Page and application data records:
◇ ◇ ◇

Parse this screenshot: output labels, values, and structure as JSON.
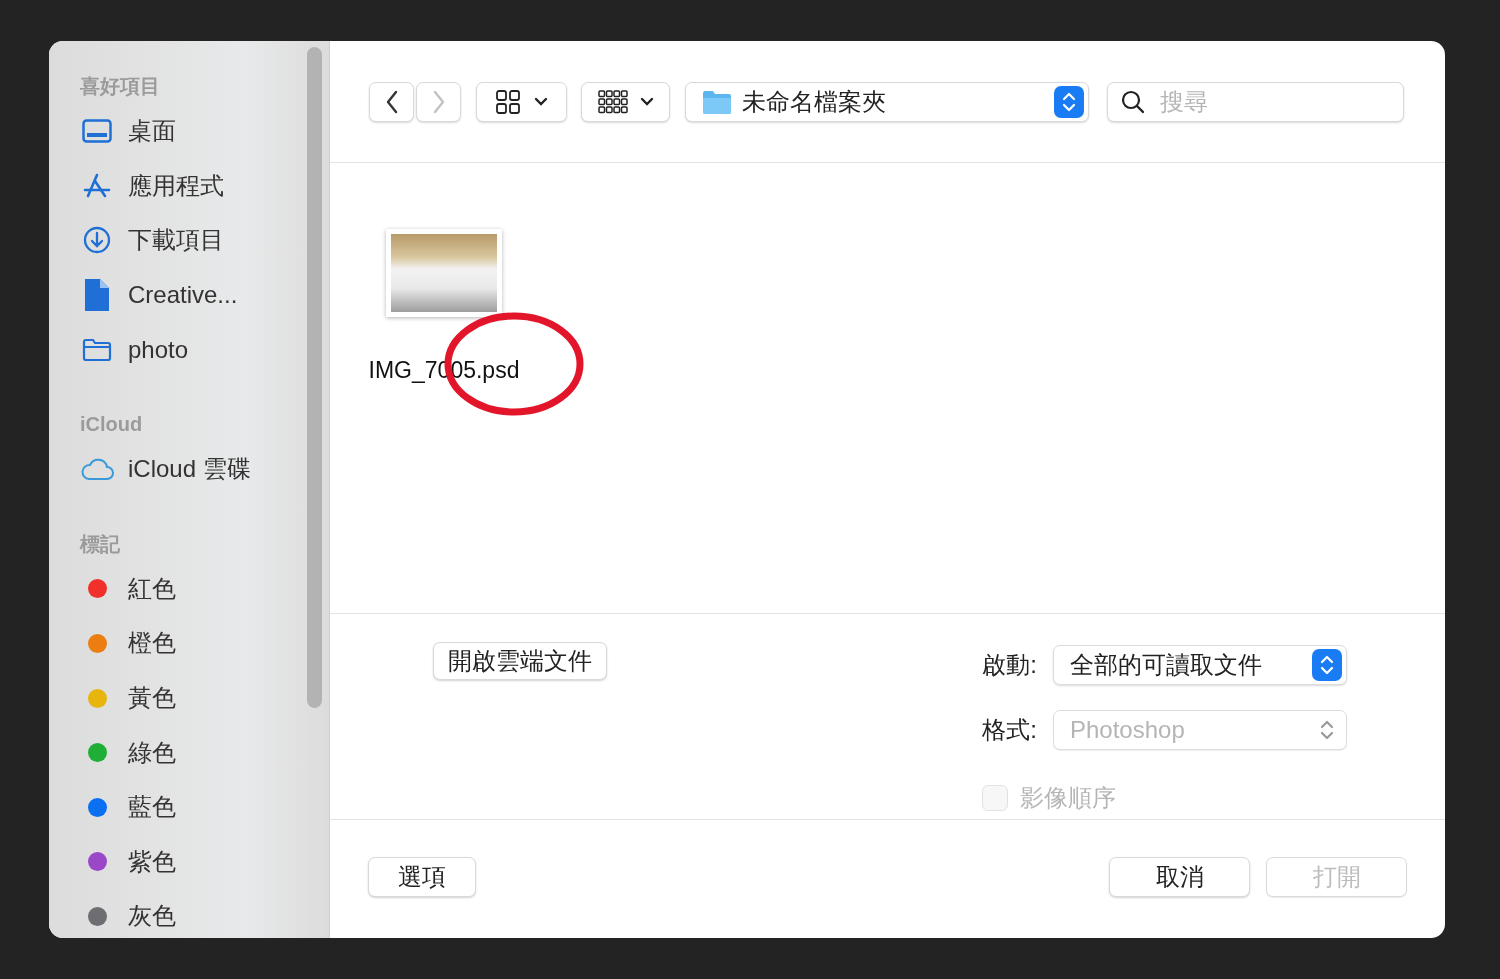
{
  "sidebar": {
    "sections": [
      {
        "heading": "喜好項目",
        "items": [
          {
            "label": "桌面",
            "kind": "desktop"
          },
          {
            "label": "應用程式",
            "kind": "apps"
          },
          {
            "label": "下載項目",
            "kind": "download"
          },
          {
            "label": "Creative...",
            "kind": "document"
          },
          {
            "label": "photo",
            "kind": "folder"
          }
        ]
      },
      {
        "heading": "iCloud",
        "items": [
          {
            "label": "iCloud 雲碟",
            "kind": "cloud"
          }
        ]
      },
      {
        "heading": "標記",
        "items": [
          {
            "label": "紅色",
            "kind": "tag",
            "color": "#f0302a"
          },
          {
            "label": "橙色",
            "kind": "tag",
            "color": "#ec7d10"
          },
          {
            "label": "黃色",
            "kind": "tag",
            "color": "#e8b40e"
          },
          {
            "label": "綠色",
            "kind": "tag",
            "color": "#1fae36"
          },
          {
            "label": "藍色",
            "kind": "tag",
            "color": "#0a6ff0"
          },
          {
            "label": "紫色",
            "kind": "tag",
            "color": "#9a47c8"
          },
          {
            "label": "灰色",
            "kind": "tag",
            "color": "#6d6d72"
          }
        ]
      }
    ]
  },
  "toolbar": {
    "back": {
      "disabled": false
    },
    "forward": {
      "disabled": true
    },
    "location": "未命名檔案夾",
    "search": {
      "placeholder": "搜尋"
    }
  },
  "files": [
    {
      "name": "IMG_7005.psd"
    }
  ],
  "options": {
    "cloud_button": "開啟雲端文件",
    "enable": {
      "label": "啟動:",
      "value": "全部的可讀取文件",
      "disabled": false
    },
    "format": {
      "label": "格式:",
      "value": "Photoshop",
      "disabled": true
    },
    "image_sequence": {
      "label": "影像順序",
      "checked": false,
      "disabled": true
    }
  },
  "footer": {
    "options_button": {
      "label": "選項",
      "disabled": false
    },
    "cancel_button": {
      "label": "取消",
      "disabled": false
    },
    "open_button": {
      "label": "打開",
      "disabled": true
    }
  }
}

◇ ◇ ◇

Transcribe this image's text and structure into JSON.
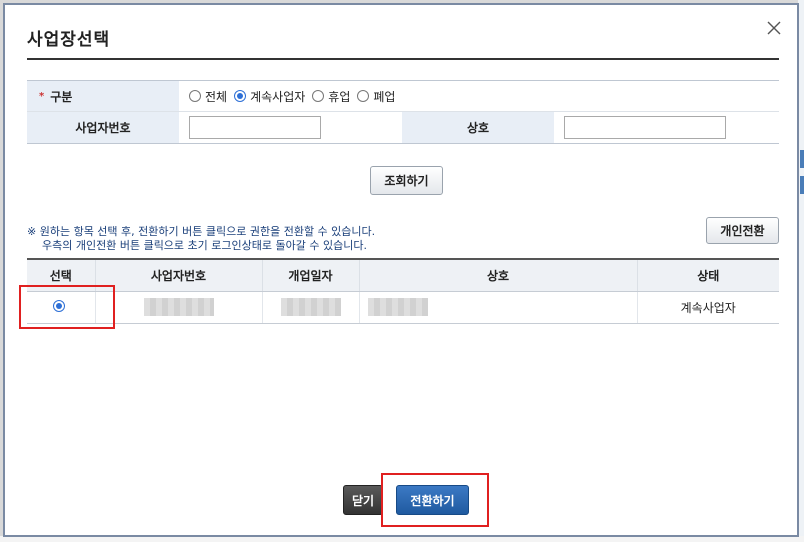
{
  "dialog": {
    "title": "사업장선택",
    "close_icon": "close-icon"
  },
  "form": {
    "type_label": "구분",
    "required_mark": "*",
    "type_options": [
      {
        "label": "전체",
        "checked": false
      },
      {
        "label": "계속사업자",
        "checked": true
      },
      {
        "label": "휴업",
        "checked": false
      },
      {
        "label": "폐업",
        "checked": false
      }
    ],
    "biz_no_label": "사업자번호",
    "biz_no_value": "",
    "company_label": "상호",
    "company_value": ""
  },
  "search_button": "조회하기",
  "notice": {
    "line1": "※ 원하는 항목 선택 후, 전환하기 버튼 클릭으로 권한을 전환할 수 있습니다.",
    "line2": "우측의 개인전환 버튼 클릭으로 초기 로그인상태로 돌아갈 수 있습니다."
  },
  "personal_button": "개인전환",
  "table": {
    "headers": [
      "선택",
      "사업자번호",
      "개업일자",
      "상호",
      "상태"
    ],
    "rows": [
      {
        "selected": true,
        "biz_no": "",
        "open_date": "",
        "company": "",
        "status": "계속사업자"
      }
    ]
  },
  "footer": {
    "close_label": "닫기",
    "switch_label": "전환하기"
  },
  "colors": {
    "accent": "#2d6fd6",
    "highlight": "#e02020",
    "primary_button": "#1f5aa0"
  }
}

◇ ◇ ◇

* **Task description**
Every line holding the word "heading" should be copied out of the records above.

* **Solution to this exercise**
        "heading": "喜好項目",
        "heading": "iCloud",
        "heading": "標記",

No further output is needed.